I’m in my own therapy which is really important and I’m in a few different peer supervision groups. Other psychologists in my community will meet weekly or biweekly and will give consultations whether it’s about clinical cases, running the business, or just supporting each other with things that are going on in the world. Personally, I love to do yoga quite regularly. I really enjoy cooking and spending time with my partner, family, and friends to make sure that I’m having a well-balanced life.
A hot question for undergrad students like me: Why did you choose to pursue your Psy.D over the alternative Ph.D.?
I think there is even more than just Ph.D. vs Psy.D. If you want to be a therapist, there’s a Ph.D. in clinical psychology, and there are a ton of really great programs in New York. Fordham has a great program; Burly Dickinson in New Jersey has a great program, as well as Ferkauf. These programs tend to be smaller so they're really competitive and a lot of times you need to get certain grants to get funded for the type of research that you’re doing. I would say a clinical Psychology Ph.D. (though you’re still being trained to do therapy) is actually very similar to a Psy.D. I didn’t know that when I was applying to grad school. I spoke to one of my advisors who had a Ph.D. and he told me: “Ph.D. is only research and PsyD is only clinical.” Because of this I didn’t even apply for or look at Ph.D. programs. What he said was actually not true. You can do a Ph.D. that is more research-intensive, so not in clinical psychology. You can do a Ph.D. in social psychology, applied psychology, or industrial psychology but if you’re doing a Ph.D. in clinical psychology or a PsyD, they are very similar. So I would say for people that are looking to apply, if you’re interested in having that doctorate, and having that comprehensive training, apply to both programs. With the Psy.D I still had to be in a research lab, I had to take a ton of experimental courses, research design statistics classes at many different levels, I did a dissertation, and I defended the dissertation. When I look at the courses of people and colleges that have a Ph.D. in clinical psychology, they are very similar. I think the big difference to consider is that if someone wants to be a therapist and they're not as focused on psychological testing (like IQ testing) and if someone doesn’t really want that research experience then other degrees like a mental health counselor or an MSW are really great ways to go about it too. With those degrees they tend to be a two years master's and then after you get the master's if you want to say open a private practice then you have to do three years of supervised clinical work before you’re fully licensed as a clinical social worker or clinical mental health counselor so, in the end, it ends up being around the same amount of years of training. But with the mental health counselors or the social workers after you get the master's you’re getting paid and making money sooner. I think people should broaden it to Ph.D., Psy.D, mental health counselor, or social worker when reviewing their options.

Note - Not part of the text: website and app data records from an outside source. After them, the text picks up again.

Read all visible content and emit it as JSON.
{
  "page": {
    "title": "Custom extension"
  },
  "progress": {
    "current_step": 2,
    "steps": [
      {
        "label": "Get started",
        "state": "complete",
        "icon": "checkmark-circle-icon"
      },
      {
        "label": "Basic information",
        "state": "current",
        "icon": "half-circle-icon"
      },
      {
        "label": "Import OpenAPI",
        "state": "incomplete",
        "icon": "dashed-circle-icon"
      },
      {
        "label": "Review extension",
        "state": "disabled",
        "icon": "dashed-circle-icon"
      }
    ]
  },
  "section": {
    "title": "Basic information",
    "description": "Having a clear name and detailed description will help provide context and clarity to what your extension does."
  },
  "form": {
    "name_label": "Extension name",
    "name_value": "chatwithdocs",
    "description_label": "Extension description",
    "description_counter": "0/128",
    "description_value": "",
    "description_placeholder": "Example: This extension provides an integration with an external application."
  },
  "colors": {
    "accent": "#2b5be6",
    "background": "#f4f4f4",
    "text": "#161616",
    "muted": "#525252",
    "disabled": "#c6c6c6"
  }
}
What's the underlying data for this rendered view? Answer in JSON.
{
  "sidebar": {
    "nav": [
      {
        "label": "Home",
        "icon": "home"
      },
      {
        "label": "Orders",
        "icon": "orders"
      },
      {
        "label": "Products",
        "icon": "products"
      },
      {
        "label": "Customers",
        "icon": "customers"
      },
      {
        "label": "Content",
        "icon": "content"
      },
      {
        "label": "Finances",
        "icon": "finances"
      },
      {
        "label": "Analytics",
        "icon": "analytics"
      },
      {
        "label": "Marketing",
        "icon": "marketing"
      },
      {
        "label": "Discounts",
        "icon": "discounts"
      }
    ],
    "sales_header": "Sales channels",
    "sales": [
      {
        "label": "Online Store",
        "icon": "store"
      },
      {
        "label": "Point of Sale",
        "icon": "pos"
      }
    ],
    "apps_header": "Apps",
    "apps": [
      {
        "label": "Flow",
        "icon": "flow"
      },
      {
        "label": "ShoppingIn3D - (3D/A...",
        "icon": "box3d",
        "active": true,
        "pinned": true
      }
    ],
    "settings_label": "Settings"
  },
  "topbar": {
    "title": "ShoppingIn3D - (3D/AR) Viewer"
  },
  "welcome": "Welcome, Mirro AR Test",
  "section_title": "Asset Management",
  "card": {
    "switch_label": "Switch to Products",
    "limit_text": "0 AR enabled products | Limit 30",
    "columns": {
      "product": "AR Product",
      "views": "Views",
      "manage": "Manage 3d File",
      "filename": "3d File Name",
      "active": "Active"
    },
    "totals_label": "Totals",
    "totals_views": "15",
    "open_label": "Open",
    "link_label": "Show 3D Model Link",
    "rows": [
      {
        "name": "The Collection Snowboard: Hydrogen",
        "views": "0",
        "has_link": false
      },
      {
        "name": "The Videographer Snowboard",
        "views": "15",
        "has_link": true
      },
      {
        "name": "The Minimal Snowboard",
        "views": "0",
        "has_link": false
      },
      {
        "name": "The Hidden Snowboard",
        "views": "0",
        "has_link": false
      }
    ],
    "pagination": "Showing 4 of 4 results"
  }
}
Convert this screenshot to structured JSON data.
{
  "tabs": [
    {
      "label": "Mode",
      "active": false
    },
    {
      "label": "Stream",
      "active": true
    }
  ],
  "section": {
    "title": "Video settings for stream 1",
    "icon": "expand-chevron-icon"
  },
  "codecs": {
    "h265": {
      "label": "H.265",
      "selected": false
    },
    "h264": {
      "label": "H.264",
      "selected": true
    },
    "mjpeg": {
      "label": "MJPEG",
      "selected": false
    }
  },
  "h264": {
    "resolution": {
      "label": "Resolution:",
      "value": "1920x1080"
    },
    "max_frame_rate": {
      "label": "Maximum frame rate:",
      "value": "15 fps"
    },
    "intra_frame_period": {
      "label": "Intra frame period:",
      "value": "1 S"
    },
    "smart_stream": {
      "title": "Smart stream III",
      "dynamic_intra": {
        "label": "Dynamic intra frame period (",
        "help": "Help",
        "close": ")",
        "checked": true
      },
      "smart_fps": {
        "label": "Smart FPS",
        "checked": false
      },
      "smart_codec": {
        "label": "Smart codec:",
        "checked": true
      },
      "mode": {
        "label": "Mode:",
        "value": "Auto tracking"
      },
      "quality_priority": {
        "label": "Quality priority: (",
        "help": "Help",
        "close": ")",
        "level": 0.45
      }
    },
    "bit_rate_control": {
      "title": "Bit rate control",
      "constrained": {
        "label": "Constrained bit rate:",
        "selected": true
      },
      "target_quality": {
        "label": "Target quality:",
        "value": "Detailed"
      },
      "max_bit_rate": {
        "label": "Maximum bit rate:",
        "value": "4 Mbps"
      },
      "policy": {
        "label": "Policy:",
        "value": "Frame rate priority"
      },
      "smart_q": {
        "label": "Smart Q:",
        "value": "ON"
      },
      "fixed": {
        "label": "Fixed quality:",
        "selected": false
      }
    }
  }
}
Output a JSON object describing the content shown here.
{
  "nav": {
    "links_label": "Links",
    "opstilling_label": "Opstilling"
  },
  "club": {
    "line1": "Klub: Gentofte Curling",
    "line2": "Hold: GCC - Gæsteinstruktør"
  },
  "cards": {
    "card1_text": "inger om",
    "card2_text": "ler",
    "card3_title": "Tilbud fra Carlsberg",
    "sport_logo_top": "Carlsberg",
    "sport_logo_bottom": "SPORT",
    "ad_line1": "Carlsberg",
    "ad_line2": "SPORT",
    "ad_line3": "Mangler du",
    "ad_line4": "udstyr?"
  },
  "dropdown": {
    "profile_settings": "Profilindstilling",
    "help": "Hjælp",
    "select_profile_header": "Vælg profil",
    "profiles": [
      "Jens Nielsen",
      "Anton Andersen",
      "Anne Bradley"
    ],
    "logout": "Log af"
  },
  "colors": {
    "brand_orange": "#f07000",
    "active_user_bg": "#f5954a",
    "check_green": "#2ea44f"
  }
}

If you had known what you know now, would you have changed your plans in terms of your education?
So I applied to Psy.D and social work programs. I actually got into Hunter, Columbia, and NYU for social work. I decided on the very last day because I really could not figure it out. In the end, I decided I really wanted more comprehensive training with research, to do psychological testing, and to have a real focus on being a psychologist. A social work degree is really broad so the training is also in policy, and other things that are more typical of a social worker so I wouldn’t have done anything differently. I'm very happy with my training and my degree but I do know if I pursued any of the other degrees, I probably would still be right here.